Lt Pizzoni was selected as the Army representative to be attached to the RAF and fly the Puma; she is due to begin training in September 2018. In the meantime, she is working at HQ Regional Command (HQRC) in the Civil Engagement branch. She was selected for this job because she has a passion for female inclusivity and equality, something that initially drew her to the Army. She hopes to use her time at HQRC to engage with young women across the UK and act as a role model for females in both the Army and aviation in general.

During her spare time Lt Pizzoni enjoys sports and always seeks out a challenge. A keen runner and swimmer, she represents the AAC in both and also completed her first Half Ironman in 2017. However, her favourite sport is skiing and she is a ski instructor for the Army. It was while training to improve these instructor skills that she sustained her current injury, rupturing her ACL. The implications of this injury are acute and will almost certainly interfere with her ability to fulfil her commitments to flying the Puma. Rather than let this hinder her, she has thrown herself into rehabilitation in preparation for surgery and used her new desk-job status to run the Engagement Events for the Ice Maidens; continuing to advocate women in the Army, albeit from a less mobile position.

In the immediate future, Lt Pizzoni hopes to recover from surgery well enough to pursue her position on the Puma fleet and to get back to skiing after a season out. Long term, Lt Pizzoni hopes to achieve a full career in Military aviation, primarily as a Qualified Helicopter Instructor; where she will be responsible for the tuition of new pilots at the basic rotary stage.

Zara McArdle

Zara McArdle | Royal Air Force

Growing up with Police Officer parents, Zara knew that she wanted to follow in their footsteps with a challenging job, far from your mundane 9-5. After a visit with her father to the Swansea AFCO in 2003, she joined the RAF as a HR Administrator on completion of her AS Levels.

Continually seeking challenges and development, she has had numerous postings all over the UK and overseas in various HR roles. Enjoying a successful career, she is now a Recruitment Specialist, managing the recruitment of all airman/woman entrants. A keen advocate for diversity and inclusion, she is an RAF Ambassador for HR and Gender and is in the process of setting up the RAFs first Female Network as its Deputy Chair.

Her favourite parts of her job are employee engagement and customer relationship management. Taking a personal interest in employment law, particularly in regards to maternity, she assists personnel from all over the UK with related queries. She loves being in a position to help people, empower her staff and to contribute towards social mobility by encouraging everyone, particularly females, that they can have a rewarding career with the RAF whatever their background, exceeding their goals and achieving ambitions they hadn’t previously considered.

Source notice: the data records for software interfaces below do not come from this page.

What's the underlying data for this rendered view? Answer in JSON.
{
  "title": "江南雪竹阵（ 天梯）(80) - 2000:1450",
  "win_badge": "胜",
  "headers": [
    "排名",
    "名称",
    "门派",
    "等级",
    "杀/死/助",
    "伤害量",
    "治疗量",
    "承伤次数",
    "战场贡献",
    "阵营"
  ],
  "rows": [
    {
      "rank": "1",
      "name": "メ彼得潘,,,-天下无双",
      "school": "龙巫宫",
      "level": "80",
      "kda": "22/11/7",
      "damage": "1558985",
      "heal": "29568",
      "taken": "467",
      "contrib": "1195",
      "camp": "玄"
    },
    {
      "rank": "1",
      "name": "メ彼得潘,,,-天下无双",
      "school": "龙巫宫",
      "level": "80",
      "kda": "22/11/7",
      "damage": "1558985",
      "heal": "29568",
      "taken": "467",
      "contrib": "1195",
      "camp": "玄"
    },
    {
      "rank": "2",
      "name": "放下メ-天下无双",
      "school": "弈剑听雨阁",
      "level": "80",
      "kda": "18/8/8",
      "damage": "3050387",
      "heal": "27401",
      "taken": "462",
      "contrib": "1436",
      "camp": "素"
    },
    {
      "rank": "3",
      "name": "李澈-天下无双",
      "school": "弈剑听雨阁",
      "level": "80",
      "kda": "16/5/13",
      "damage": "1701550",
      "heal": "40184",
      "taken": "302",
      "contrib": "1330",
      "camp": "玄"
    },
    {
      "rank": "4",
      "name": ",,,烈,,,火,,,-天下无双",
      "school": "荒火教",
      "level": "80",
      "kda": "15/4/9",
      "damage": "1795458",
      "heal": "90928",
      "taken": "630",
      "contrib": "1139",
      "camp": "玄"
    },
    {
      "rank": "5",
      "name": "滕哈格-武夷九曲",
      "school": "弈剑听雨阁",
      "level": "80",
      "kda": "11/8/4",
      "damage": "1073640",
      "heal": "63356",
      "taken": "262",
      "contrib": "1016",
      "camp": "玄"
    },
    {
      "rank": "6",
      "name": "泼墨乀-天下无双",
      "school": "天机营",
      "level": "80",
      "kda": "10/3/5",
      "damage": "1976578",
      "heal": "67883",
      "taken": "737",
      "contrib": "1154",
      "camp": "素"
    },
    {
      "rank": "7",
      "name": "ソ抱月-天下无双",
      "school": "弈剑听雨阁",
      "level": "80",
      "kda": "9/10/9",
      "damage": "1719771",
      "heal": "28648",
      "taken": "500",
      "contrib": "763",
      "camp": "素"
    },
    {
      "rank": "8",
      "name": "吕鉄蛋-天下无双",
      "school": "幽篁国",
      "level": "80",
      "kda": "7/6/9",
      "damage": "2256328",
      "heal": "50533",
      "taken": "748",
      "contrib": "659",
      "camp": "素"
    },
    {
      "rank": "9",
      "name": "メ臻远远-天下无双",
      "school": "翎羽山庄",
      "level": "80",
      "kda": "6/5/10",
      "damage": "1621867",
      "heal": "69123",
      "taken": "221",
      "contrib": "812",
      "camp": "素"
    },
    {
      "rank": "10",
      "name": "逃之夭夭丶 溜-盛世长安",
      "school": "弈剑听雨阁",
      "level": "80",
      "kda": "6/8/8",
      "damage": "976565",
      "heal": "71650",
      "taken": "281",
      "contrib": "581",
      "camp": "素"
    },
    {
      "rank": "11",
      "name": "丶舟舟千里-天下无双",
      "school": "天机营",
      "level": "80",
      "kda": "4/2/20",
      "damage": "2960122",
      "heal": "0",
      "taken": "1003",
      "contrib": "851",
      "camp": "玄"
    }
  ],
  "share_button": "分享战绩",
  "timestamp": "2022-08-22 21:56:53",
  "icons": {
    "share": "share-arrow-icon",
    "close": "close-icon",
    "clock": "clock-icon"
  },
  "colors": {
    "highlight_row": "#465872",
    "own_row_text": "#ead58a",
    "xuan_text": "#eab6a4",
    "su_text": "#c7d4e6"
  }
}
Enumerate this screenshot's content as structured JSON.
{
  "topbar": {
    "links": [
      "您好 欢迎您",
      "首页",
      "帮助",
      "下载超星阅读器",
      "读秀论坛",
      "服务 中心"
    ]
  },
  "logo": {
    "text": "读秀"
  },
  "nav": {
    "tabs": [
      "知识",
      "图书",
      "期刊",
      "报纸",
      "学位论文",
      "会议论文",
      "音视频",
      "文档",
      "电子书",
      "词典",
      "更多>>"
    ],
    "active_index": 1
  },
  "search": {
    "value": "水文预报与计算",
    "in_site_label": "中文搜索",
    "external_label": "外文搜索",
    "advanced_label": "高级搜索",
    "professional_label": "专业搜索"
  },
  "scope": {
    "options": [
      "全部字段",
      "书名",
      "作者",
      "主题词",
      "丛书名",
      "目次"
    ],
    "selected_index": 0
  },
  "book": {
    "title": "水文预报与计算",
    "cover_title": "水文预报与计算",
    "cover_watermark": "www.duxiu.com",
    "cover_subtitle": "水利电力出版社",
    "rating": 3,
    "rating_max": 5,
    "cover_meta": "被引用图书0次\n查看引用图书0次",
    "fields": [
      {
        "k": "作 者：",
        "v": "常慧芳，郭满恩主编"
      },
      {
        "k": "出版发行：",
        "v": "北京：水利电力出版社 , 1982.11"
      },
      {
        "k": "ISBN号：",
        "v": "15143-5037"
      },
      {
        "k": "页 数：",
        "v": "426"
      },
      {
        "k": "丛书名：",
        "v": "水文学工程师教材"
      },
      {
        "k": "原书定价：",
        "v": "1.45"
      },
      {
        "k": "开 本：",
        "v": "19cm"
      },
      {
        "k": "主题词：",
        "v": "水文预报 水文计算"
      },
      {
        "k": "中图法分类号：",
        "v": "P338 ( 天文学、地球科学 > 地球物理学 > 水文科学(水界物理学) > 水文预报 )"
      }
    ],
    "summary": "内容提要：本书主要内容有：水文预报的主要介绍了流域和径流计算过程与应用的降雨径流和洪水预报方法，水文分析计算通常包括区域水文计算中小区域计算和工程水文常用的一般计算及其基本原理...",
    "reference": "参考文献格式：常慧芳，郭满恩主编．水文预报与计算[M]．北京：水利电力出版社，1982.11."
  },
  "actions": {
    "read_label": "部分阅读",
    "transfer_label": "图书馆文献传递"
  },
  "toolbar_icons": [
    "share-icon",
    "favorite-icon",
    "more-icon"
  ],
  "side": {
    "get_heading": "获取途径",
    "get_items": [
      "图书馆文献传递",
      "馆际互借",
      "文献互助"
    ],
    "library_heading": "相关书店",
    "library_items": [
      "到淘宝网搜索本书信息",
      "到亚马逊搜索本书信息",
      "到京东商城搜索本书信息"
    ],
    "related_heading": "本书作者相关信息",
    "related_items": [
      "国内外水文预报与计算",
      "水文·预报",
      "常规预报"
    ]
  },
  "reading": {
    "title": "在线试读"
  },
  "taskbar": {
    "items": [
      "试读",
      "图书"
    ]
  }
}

Married and mum to two young girls she has a busy home life. Outside of family time she is the PR and Marketing Manager for her local SANDs branch (the Stillborn and neonatal deaths charity) and has recently organised a fundraising drive that saw £1500 raised for a new cuddle cot her local hospital. She also volunteers for Inspiring the Future, attending events as a gender ambassador all over her county. With any remaining spare time she likes to study, having recently completed her CIPD Level 5 in HR Management and is currently studying for a Level 7 in Strategic Management and Leadership whilst deployed in the Middle East.